Two of the three people on skateboards who passed through the intersection during the observation period did so in a way inconsistent with the design of the street and difficult to defend logically. One, wearing headphones and carrying a full laundry basket, crossed Hilyard about fifteen yards from the light at 13th in front of oncoming traffic, causing a car to slam its brakes. This individual proceeded onto 13th going Westbound in the Eastbound-only bicycle lane. Another person on a skateboard passed through the intersection riding against traffic on Hilyard.
Pedestrians moved through the intersection cautiously, waiting for pedestrian signals and using sidewalks. Two pedestrians during the hour conflicted with cars turning left onto Hilyard without yielding. In one instance the pedestrian shouted criticisms and swearwords at the driver.
Pedestrian Count (includes skateboarders): 165
Bicyclist Count: 113
8th and Monroe observation, 6:15 pm to 7:15 pm, Friday, June 17th

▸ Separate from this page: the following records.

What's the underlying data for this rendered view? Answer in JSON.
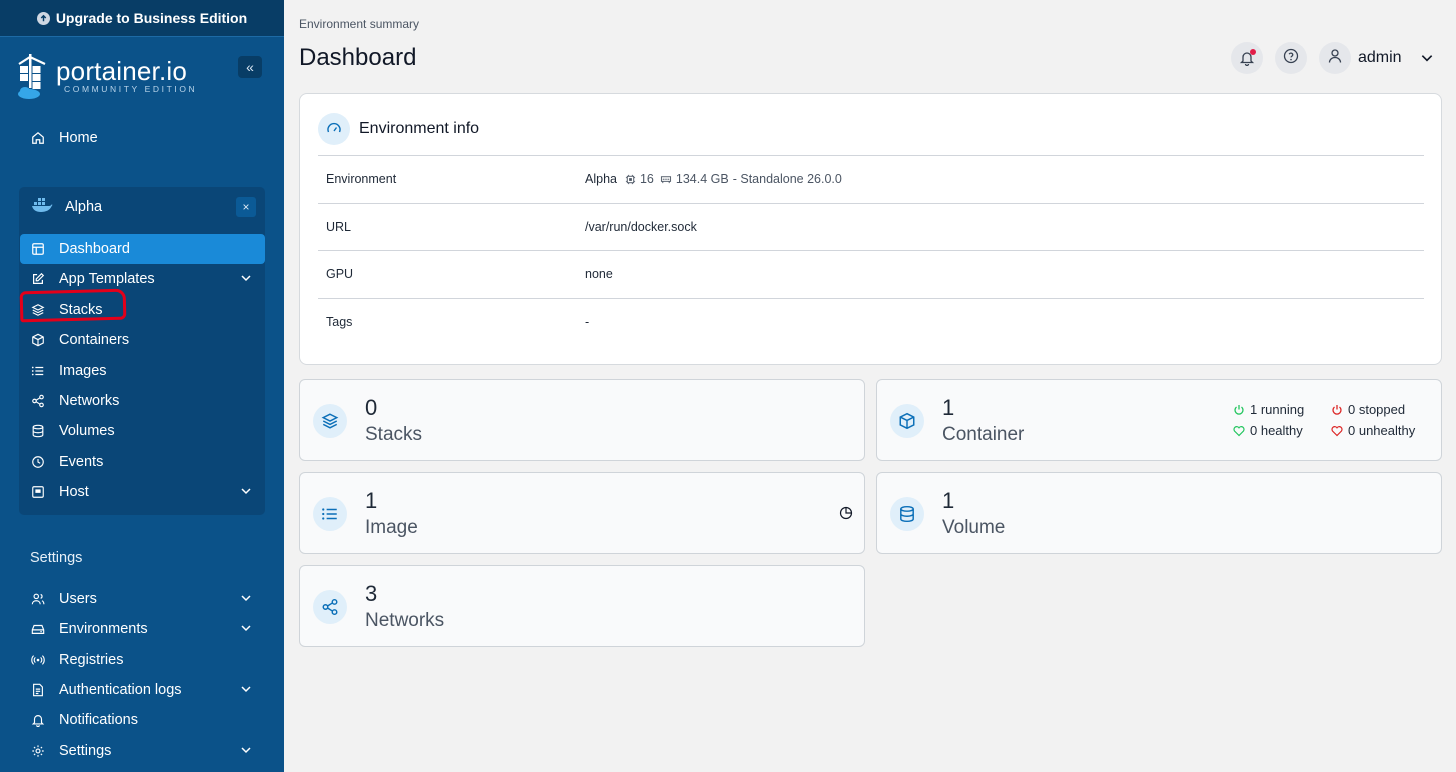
{
  "sidebar": {
    "upgrade_label": "Upgrade to Business Edition",
    "logo_text": "portainer.io",
    "logo_sub": "COMMUNITY EDITION",
    "collapse_label": "«",
    "home_label": "Home",
    "environment": {
      "name": "Alpha",
      "close_label": "×",
      "items": [
        {
          "label": "Dashboard",
          "icon": "layout-icon",
          "active": true
        },
        {
          "label": "App Templates",
          "icon": "edit-icon",
          "expandable": true
        },
        {
          "label": "Stacks",
          "icon": "layers-icon"
        },
        {
          "label": "Containers",
          "icon": "box-icon"
        },
        {
          "label": "Images",
          "icon": "list-icon"
        },
        {
          "label": "Networks",
          "icon": "share-icon"
        },
        {
          "label": "Volumes",
          "icon": "database-icon"
        },
        {
          "label": "Events",
          "icon": "clock-icon"
        },
        {
          "label": "Host",
          "icon": "host-icon",
          "expandable": true
        }
      ]
    },
    "settings_title": "Settings",
    "settings_items": [
      {
        "label": "Users",
        "icon": "users-icon",
        "expandable": true
      },
      {
        "label": "Environments",
        "icon": "hdd-icon",
        "expandable": true
      },
      {
        "label": "Registries",
        "icon": "radio-icon"
      },
      {
        "label": "Authentication logs",
        "icon": "file-icon",
        "expandable": true
      },
      {
        "label": "Notifications",
        "icon": "bell-icon"
      },
      {
        "label": "Settings",
        "icon": "gear-icon",
        "expandable": true
      }
    ]
  },
  "header": {
    "breadcrumb": "Environment summary",
    "title": "Dashboard",
    "user": "admin"
  },
  "env_info": {
    "title": "Environment info",
    "rows": [
      {
        "key": "Environment",
        "name": "Alpha",
        "cpu": "16",
        "memory": "134.4 GB",
        "suffix": "- Standalone 26.0.0"
      },
      {
        "key": "URL",
        "value": "/var/run/docker.sock"
      },
      {
        "key": "GPU",
        "value": "none"
      },
      {
        "key": "Tags",
        "value": "-"
      }
    ]
  },
  "stats": {
    "stacks": {
      "count": "0",
      "label": "Stacks"
    },
    "containers": {
      "count": "1",
      "label": "Container",
      "running": "1 running",
      "stopped": "0 stopped",
      "healthy": "0 healthy",
      "unhealthy": "0 unhealthy"
    },
    "images": {
      "count": "1",
      "label": "Image"
    },
    "volumes": {
      "count": "1",
      "label": "Volume"
    },
    "networks": {
      "count": "3",
      "label": "Networks"
    }
  },
  "colors": {
    "sidebar": "#0b5289",
    "active": "#1a8ad8",
    "accent": "#0b6fb8",
    "running": "#22c55e",
    "stopped": "#dc2626"
  }
}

8th and Monroe, looking North on Monroe St.
For contrast with the stop-lighted, one-way intersection observation above, I observed at 8th and Monroe, a four-way stop at an intersection of two way streets. Both eighth and Monroe have sidewalks but no bike lanes, though 8th has a residential character and Monroe is a designated part of Eugene’s bicycle network, and has speed bumps to the South of this intersection. A small strip commercial development with a parking lot sits on the Northwest corner of the intersection, there is a church on the Southwest, and businesses with small parking areas occupy the other two corners.

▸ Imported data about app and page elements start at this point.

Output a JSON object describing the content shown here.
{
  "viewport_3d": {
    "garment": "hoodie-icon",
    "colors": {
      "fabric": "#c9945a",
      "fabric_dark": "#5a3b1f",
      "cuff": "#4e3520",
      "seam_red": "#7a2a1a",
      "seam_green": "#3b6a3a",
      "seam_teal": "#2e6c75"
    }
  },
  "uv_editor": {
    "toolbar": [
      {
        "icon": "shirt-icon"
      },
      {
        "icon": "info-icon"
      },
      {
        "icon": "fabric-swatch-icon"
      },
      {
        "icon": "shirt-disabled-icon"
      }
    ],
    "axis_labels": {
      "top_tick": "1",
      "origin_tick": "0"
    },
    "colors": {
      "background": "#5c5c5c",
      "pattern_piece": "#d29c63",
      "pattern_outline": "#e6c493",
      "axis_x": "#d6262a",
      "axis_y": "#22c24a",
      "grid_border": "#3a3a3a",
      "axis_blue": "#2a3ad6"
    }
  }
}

No users of any mode came to a full stop at the stop signs unless there was traffic through the intersection. All users used the stop signs as yield signs, reducing their speed, checking for oncoming traffic, and proceeding through the intersection. Bicyclists would apply their brakes, look both ways, and roll through the intersection. Drivers would slow, roll through the sign, look left, roll into the immediate crossing lane, look right, and then accelerate through the intersection. Pedestrians would look both ways some distance before the curb and then step off it looking straight ahead without wavering, unless a car rolled up to a stop next to them, in which case peds would often give “the glance,” the one that says you will NOT hit me with that vehicle, sir/madam.

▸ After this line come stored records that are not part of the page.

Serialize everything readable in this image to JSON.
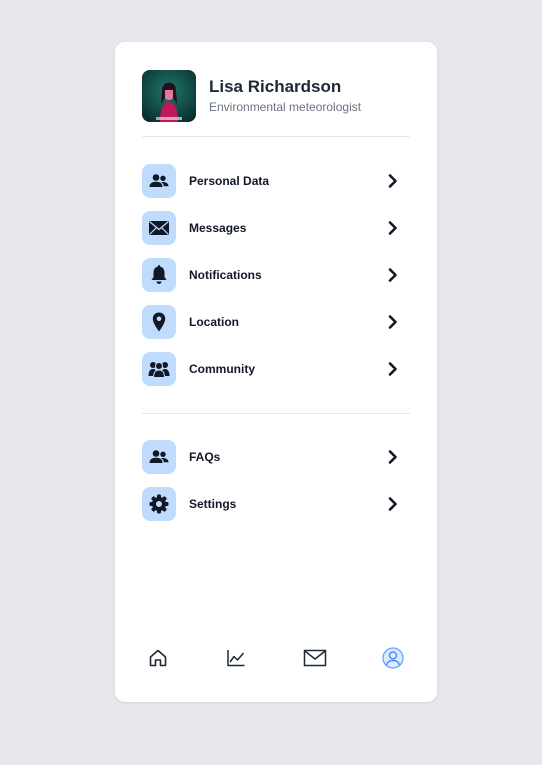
{
  "profile": {
    "name": "Lisa Richardson",
    "role": "Environmental meteorologist"
  },
  "menu_primary": [
    {
      "label": "Personal Data",
      "icon": "users-icon"
    },
    {
      "label": "Messages",
      "icon": "envelope-icon"
    },
    {
      "label": "Notifications",
      "icon": "bell-icon"
    },
    {
      "label": "Location",
      "icon": "map-pin-icon"
    },
    {
      "label": "Community",
      "icon": "community-icon"
    }
  ],
  "menu_secondary": [
    {
      "label": "FAQs",
      "icon": "users-icon"
    },
    {
      "label": "Settings",
      "icon": "gear-icon"
    }
  ],
  "bottom_nav": [
    {
      "icon": "home-icon"
    },
    {
      "icon": "chart-icon"
    },
    {
      "icon": "mail-icon"
    },
    {
      "icon": "profile-icon",
      "active": true
    }
  ],
  "colors": {
    "page_background": "#e5e7eb",
    "card_background": "#ffffff",
    "icon_box": "#bfdbfe",
    "text_primary": "#111827",
    "text_secondary": "#6b7280"
  }
}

There was noise and interaction at 8th and Monroe. Pedestrians talked and joked with one another, and even with me as I stood and made my observations, which had not happened at 13th and Hilyard. Bicyclists conversed. There were observable nonverbal interactions between people, as glances and gestures helped regulate movement through the space. Commonly, when one car would proceed through the intersection right after another one going the opposite direction, the second driver would watch the first car all the way through the intersection, even diverting their gaze from the road ahead to watch the other car pass. People played our car stereos, asked for directions, etc.
In the parking lot across the street, a little girl in a pink dress cut like a sailor’s uniform went in circles on a pink bicycle, lit with late-day light.
Drivers seemed to accelerate as stress relief or to erase embarrassment. Sometimes, when a bicycle turned in an unexpected way, drivers would hit the gas harder than they otherwise might have after the bicycle cleared the intersection. At times when two cars arrived simultaneously and had a momentary indecision about who should go, the one that ended up going would hit the gas unusually hard.
One man who had run past me during my observation at 13th and Hilyard ran past me again at 8th and Monroe. Another man passed me singing “this is a song that never ends…”